- [Exercise details] Your task is to copy every line of the records below that contains "пользователей".

- [Data to examine]
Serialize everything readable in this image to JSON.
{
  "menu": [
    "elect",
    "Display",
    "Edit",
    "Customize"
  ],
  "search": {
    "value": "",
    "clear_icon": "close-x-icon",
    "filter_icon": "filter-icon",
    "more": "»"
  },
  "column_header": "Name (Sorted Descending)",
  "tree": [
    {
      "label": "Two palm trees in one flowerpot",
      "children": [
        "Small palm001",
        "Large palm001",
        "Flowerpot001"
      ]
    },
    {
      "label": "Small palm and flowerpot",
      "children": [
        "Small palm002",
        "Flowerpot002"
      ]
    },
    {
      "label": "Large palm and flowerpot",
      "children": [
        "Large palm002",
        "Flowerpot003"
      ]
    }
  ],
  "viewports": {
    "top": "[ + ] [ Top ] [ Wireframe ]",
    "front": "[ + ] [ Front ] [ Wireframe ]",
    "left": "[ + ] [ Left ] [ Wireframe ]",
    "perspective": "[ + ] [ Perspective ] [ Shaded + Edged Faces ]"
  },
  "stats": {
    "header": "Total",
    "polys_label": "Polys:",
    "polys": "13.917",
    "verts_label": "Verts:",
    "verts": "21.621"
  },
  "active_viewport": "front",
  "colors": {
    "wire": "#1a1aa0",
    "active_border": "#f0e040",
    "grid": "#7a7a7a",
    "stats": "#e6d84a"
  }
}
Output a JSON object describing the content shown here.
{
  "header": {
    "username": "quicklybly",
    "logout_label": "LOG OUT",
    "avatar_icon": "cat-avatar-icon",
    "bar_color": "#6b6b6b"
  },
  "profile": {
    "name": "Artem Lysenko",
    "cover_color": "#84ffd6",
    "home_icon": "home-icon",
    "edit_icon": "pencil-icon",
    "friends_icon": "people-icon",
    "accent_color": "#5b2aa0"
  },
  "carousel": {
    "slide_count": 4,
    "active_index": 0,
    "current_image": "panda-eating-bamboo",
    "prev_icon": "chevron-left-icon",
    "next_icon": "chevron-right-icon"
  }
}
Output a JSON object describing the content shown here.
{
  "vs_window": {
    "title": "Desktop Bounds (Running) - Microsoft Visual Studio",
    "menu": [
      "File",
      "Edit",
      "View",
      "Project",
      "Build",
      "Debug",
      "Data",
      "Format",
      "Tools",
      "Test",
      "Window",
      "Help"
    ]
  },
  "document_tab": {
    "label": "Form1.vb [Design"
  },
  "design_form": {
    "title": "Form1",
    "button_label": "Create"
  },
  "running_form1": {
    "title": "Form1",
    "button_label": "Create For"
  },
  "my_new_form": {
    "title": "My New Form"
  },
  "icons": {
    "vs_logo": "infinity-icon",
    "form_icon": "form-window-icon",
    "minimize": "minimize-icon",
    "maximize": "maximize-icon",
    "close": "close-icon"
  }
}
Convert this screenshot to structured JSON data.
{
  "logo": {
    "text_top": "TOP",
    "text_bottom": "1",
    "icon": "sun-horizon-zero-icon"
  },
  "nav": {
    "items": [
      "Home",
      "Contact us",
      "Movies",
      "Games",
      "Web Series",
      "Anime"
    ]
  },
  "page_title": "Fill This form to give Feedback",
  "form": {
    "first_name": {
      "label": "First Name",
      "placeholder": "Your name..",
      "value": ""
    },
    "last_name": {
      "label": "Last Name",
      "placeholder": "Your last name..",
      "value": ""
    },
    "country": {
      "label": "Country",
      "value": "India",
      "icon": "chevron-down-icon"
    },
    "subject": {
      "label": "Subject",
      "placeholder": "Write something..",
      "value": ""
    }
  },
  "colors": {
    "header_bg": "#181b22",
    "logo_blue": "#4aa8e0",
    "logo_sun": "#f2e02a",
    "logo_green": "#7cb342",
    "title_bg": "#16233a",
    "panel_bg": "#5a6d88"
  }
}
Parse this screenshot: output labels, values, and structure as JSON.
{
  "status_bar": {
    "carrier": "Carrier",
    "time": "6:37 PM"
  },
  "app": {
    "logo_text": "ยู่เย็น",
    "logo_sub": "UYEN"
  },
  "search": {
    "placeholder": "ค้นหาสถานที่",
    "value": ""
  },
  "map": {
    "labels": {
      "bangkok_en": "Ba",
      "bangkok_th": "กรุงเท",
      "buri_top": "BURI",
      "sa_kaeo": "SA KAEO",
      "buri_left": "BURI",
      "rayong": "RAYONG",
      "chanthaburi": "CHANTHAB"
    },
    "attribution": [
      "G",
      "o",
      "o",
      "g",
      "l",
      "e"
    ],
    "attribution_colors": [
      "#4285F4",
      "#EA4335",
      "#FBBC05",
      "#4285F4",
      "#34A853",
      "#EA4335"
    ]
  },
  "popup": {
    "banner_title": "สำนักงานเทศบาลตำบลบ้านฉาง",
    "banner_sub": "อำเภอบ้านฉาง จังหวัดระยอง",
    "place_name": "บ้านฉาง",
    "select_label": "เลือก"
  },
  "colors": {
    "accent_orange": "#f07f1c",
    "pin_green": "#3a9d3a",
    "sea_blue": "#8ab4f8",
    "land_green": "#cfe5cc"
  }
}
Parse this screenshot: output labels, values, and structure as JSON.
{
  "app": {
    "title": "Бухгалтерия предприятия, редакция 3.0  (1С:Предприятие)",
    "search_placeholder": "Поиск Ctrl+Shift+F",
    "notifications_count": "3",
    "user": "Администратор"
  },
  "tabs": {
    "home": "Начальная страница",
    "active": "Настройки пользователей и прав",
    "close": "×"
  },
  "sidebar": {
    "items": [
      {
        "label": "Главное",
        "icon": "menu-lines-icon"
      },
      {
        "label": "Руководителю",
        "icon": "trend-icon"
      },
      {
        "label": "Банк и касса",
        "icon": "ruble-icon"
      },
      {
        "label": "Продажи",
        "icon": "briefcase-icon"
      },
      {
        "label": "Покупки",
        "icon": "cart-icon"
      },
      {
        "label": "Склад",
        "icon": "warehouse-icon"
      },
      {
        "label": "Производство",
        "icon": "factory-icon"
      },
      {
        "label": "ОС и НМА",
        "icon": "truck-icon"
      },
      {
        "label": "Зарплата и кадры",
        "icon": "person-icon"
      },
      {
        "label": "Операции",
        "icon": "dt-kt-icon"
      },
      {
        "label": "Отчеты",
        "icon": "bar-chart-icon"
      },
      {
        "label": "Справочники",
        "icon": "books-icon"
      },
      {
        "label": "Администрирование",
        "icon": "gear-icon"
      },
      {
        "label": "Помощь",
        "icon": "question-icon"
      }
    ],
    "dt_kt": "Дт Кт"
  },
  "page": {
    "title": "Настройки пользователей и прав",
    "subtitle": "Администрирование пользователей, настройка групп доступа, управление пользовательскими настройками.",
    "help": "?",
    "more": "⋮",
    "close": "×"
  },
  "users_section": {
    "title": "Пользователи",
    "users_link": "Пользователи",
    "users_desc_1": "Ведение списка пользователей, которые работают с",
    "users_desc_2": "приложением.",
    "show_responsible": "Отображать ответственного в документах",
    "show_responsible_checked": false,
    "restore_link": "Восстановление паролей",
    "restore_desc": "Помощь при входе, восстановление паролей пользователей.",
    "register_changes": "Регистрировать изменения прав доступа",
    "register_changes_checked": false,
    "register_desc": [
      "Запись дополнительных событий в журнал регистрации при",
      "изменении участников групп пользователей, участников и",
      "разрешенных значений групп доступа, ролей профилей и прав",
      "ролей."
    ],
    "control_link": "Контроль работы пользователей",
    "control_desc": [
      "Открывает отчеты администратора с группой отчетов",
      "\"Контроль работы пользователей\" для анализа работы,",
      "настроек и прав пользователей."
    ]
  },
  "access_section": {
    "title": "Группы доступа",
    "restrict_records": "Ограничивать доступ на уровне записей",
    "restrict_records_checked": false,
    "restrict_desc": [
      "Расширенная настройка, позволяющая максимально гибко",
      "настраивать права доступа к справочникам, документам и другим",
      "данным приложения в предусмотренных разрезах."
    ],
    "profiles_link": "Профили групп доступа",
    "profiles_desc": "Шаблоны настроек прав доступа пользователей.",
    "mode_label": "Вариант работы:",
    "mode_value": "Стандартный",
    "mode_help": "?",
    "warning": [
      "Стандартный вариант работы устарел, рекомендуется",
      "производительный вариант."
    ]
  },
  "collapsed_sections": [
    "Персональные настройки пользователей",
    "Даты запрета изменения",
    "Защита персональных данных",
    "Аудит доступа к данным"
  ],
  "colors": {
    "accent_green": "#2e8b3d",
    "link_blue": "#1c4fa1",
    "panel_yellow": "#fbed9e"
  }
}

- [Your response]
    "active": "Настройки пользователей и прав",
    "title": "Настройки пользователей и прав",
    "subtitle": "Администрирование пользователей, настройка групп доступа, управление пользовательскими настройками.",
    "users_desc_1": "Ведение списка пользователей, которые работают с",
    "restore_desc": "Помощь при входе, восстановление паролей пользователей.",
      "изменении участников групп пользователей, участников и",
    "control_link": "Контроль работы пользователей",
      "\"Контроль работы пользователей\" для анализа работы,",
      "настроек и прав пользователей."
    "profiles_desc": "Шаблоны настроек прав доступа пользователей.",
    "Персональные настройки пользователей",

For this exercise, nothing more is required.